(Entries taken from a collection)

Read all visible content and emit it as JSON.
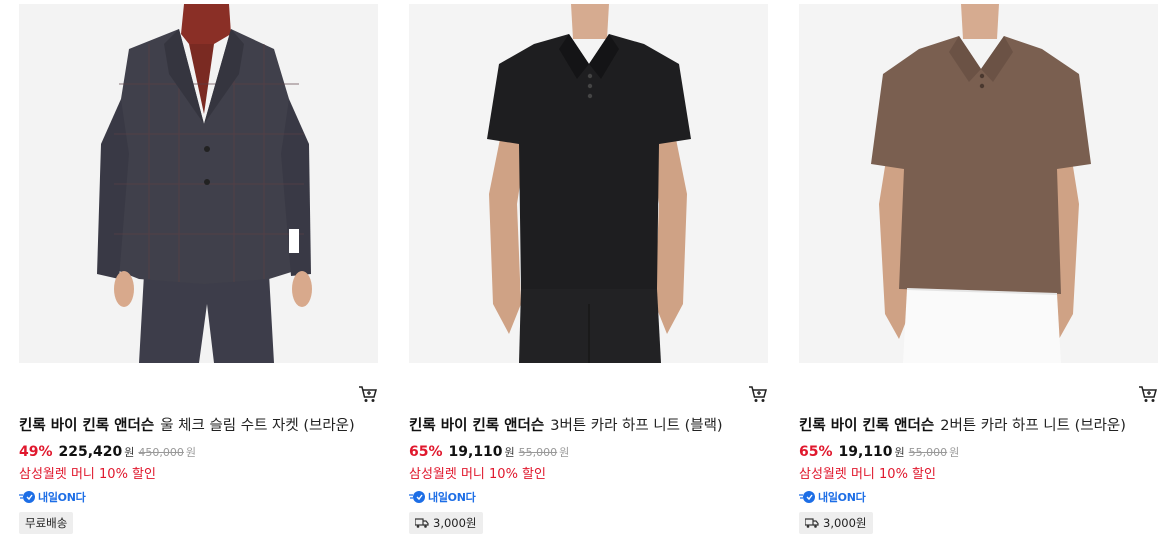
{
  "products": [
    {
      "brand": "킨록 바이 킨록 앤더슨",
      "name": "울 체크 슬림 수트 자켓 (브라운)",
      "discount": "49%",
      "price": "225,420",
      "currency": "원",
      "original_price": "450,000",
      "promo": "삼성월렛 머니 10% 할인",
      "fast_delivery": "내일ON다",
      "shipping": "무료배송",
      "has_truck_icon": false,
      "image": "man-in-plaid-suit-jacket"
    },
    {
      "brand": "킨록 바이 킨록 앤더슨",
      "name": "3버튼 카라 하프 니트 (블랙)",
      "discount": "65%",
      "price": "19,110",
      "currency": "원",
      "original_price": "55,000",
      "promo": "삼성월렛 머니 10% 할인",
      "fast_delivery": "내일ON다",
      "shipping": "3,000원",
      "has_truck_icon": true,
      "image": "man-in-black-knit-polo"
    },
    {
      "brand": "킨록 바이 킨록 앤더슨",
      "name": "2버튼 카라 하프 니트 (브라운)",
      "discount": "65%",
      "price": "19,110",
      "currency": "원",
      "original_price": "55,000",
      "promo": "삼성월렛 머니 10% 할인",
      "fast_delivery": "내일ON다",
      "shipping": "3,000원",
      "has_truck_icon": true,
      "image": "man-in-brown-knit-polo"
    }
  ],
  "colors": {
    "discount": "#e0182d",
    "fast_delivery": "#1d6ee6",
    "badge_bg": "#eeeeee"
  }
}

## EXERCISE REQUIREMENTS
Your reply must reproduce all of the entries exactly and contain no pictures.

## ANSWER SPACE
Read all visible content and emit it as JSON.
{
  "products": [
    {
      "brand": "킨록 바이 킨록 앤더슨",
      "name": "울 체크 슬림 수트 자켓 (브라운)",
      "discount": "49%",
      "price": "225,420",
      "currency": "원",
      "original_price": "450,000",
      "promo": "삼성월렛 머니 10% 할인",
      "fast_delivery": "내일ON다",
      "shipping": "무료배송",
      "has_truck_icon": false,
      "image": "man-in-plaid-suit-jacket"
    },
    {
      "brand": "킨록 바이 킨록 앤더슨",
      "name": "3버튼 카라 하프 니트 (블랙)",
      "discount": "65%",
      "price": "19,110",
      "currency": "원",
      "original_price": "55,000",
      "promo": "삼성월렛 머니 10% 할인",
      "fast_delivery": "내일ON다",
      "shipping": "3,000원",
      "has_truck_icon": true,
      "image": "man-in-black-knit-polo"
    },
    {
      "brand": "킨록 바이 킨록 앤더슨",
      "name": "2버튼 카라 하프 니트 (브라운)",
      "discount": "65%",
      "price": "19,110",
      "currency": "원",
      "original_price": "55,000",
      "promo": "삼성월렛 머니 10% 할인",
      "fast_delivery": "내일ON다",
      "shipping": "3,000원",
      "has_truck_icon": true,
      "image": "man-in-brown-knit-polo"
    }
  ],
  "colors": {
    "discount": "#e0182d",
    "fast_delivery": "#1d6ee6",
    "badge_bg": "#eeeeee"
  }
}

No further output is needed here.